→ **Task input**
□ □ □

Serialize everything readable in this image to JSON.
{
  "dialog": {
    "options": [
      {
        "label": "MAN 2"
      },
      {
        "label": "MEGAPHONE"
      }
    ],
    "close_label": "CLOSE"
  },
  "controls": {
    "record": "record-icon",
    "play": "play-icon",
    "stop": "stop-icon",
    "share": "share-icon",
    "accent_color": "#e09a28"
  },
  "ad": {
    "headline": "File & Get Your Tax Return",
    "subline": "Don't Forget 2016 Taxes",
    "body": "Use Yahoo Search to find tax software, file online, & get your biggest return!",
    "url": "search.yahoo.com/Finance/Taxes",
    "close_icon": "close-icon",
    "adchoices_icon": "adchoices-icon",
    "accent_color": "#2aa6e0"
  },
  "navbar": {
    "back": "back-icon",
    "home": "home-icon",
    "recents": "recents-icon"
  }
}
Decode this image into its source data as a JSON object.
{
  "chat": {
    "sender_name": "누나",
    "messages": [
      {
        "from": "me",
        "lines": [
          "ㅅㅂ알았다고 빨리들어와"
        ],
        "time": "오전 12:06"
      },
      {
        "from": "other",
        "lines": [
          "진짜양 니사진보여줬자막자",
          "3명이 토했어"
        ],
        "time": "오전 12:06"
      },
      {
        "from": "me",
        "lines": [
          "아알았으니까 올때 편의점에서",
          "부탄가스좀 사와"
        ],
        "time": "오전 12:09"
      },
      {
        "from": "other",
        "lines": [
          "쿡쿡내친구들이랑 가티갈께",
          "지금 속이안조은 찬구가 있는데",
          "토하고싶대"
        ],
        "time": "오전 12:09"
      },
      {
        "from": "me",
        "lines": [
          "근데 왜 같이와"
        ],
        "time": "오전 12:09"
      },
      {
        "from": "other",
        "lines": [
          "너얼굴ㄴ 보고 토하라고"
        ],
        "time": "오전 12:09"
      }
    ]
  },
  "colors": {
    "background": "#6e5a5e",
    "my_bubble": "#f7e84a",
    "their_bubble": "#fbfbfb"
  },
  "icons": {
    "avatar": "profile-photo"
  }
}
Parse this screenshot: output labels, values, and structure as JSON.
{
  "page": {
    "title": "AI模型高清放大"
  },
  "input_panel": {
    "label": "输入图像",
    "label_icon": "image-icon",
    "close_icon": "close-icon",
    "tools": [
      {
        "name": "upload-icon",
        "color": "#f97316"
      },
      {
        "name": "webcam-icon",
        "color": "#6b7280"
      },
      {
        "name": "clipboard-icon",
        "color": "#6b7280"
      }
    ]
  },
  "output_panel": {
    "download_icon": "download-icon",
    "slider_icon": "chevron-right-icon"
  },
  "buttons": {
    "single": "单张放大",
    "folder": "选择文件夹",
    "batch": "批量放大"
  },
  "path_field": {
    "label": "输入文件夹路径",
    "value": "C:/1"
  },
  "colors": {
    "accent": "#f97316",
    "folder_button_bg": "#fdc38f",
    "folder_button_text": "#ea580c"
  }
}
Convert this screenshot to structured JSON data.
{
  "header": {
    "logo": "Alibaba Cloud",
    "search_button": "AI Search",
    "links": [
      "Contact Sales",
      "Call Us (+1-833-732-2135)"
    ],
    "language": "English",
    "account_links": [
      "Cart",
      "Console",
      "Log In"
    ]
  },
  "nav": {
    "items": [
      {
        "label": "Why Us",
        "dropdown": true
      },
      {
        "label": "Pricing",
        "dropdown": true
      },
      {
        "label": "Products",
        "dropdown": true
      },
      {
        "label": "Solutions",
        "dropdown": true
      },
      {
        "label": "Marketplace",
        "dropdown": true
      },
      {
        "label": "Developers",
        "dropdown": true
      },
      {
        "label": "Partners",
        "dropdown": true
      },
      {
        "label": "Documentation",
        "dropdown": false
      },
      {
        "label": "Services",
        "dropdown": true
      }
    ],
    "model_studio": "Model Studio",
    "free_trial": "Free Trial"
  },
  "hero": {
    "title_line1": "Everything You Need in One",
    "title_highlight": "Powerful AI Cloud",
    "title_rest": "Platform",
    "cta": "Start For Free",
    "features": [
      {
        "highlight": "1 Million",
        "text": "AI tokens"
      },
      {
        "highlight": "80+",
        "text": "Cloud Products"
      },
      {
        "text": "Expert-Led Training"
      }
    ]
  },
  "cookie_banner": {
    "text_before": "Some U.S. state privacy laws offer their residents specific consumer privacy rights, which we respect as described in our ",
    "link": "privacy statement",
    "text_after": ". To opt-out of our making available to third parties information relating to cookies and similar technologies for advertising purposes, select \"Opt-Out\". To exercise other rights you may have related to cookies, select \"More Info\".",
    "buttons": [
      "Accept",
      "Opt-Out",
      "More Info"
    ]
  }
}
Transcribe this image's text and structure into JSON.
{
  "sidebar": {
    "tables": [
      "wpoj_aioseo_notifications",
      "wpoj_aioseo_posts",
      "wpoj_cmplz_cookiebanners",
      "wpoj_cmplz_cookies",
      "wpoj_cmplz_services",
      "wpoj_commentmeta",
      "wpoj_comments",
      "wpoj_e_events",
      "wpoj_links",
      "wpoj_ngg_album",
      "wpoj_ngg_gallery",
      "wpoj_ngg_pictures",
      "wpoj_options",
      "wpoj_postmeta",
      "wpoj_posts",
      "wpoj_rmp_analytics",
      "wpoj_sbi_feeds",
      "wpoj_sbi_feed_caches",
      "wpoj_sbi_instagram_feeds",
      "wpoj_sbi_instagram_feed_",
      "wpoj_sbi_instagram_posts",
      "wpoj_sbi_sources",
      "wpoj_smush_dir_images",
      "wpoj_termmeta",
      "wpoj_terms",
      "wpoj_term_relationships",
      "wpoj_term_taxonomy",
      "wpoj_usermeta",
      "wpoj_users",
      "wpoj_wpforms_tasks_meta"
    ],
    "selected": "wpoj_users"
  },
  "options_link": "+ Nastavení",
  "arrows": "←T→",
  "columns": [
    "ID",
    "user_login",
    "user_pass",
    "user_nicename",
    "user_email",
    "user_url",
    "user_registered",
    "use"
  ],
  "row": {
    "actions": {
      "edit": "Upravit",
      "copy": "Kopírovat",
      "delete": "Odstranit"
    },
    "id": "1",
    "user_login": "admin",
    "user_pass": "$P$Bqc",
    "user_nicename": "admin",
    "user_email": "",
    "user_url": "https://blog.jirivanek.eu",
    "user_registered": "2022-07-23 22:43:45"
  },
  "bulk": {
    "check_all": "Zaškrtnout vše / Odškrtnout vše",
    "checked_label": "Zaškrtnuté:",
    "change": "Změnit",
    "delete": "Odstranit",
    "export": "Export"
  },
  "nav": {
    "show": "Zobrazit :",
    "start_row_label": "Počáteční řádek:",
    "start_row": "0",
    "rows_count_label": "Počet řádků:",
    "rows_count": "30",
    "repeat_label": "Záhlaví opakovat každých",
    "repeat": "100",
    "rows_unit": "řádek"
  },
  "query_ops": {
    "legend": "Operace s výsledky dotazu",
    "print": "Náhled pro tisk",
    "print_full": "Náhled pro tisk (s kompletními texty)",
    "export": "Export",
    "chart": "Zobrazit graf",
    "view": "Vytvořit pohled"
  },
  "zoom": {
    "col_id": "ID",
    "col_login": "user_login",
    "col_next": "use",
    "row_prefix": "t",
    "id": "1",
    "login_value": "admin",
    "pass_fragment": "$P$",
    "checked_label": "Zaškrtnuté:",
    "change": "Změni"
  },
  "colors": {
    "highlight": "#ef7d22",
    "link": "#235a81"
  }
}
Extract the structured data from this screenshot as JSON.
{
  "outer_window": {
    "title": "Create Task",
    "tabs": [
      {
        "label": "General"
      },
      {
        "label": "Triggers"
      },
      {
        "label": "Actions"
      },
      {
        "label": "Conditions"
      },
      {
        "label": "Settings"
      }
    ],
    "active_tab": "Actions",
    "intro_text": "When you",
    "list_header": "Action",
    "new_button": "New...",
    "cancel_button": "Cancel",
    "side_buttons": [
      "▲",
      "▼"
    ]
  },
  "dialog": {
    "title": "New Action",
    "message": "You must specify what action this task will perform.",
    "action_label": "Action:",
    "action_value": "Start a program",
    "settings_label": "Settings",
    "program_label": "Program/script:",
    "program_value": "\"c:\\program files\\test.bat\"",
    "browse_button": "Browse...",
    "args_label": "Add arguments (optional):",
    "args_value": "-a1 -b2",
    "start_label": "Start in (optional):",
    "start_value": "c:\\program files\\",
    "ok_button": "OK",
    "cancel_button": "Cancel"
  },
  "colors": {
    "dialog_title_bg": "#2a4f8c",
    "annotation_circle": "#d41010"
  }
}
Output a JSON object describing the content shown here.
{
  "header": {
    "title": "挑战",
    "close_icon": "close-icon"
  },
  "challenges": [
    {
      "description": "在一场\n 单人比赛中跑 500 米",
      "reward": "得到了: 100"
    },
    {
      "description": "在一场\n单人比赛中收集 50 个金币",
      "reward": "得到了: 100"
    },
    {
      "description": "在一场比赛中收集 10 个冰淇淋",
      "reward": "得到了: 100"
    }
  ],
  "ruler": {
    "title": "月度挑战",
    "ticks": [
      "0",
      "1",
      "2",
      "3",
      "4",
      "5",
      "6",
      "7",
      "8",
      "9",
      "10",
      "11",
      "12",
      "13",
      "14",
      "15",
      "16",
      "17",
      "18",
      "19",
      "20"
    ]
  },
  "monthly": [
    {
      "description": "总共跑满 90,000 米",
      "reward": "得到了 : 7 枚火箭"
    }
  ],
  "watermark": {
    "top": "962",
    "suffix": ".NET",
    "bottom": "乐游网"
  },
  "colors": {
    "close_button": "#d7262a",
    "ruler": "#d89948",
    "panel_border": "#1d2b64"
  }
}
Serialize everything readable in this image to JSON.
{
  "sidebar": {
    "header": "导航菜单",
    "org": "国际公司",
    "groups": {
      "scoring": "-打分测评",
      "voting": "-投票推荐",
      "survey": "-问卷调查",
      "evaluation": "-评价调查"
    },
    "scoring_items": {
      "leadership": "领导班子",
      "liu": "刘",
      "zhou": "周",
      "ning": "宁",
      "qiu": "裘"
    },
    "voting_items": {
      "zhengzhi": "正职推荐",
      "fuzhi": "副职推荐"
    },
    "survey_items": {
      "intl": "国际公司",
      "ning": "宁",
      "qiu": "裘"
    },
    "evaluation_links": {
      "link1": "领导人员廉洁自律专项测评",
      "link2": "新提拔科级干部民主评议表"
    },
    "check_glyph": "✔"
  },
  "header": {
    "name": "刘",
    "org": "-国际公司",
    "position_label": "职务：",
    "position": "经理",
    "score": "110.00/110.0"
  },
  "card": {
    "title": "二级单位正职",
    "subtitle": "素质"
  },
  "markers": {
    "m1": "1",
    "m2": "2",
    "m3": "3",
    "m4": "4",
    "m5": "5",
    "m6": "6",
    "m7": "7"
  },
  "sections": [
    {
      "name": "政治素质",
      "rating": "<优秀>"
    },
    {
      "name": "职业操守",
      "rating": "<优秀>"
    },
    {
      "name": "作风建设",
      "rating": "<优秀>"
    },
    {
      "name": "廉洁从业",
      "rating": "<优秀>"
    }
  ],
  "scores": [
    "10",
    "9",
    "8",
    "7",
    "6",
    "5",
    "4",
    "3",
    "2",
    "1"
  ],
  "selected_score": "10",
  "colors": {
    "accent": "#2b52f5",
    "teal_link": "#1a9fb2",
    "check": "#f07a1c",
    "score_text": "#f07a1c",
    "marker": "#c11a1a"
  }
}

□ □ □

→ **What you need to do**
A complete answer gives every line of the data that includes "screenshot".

→ **Solved exercise**
Parse this screenshot: output labels, values, and structure as JSON.
Convert this screenshot to structured JSON data.
Extract the structured data from this screenshot as JSON.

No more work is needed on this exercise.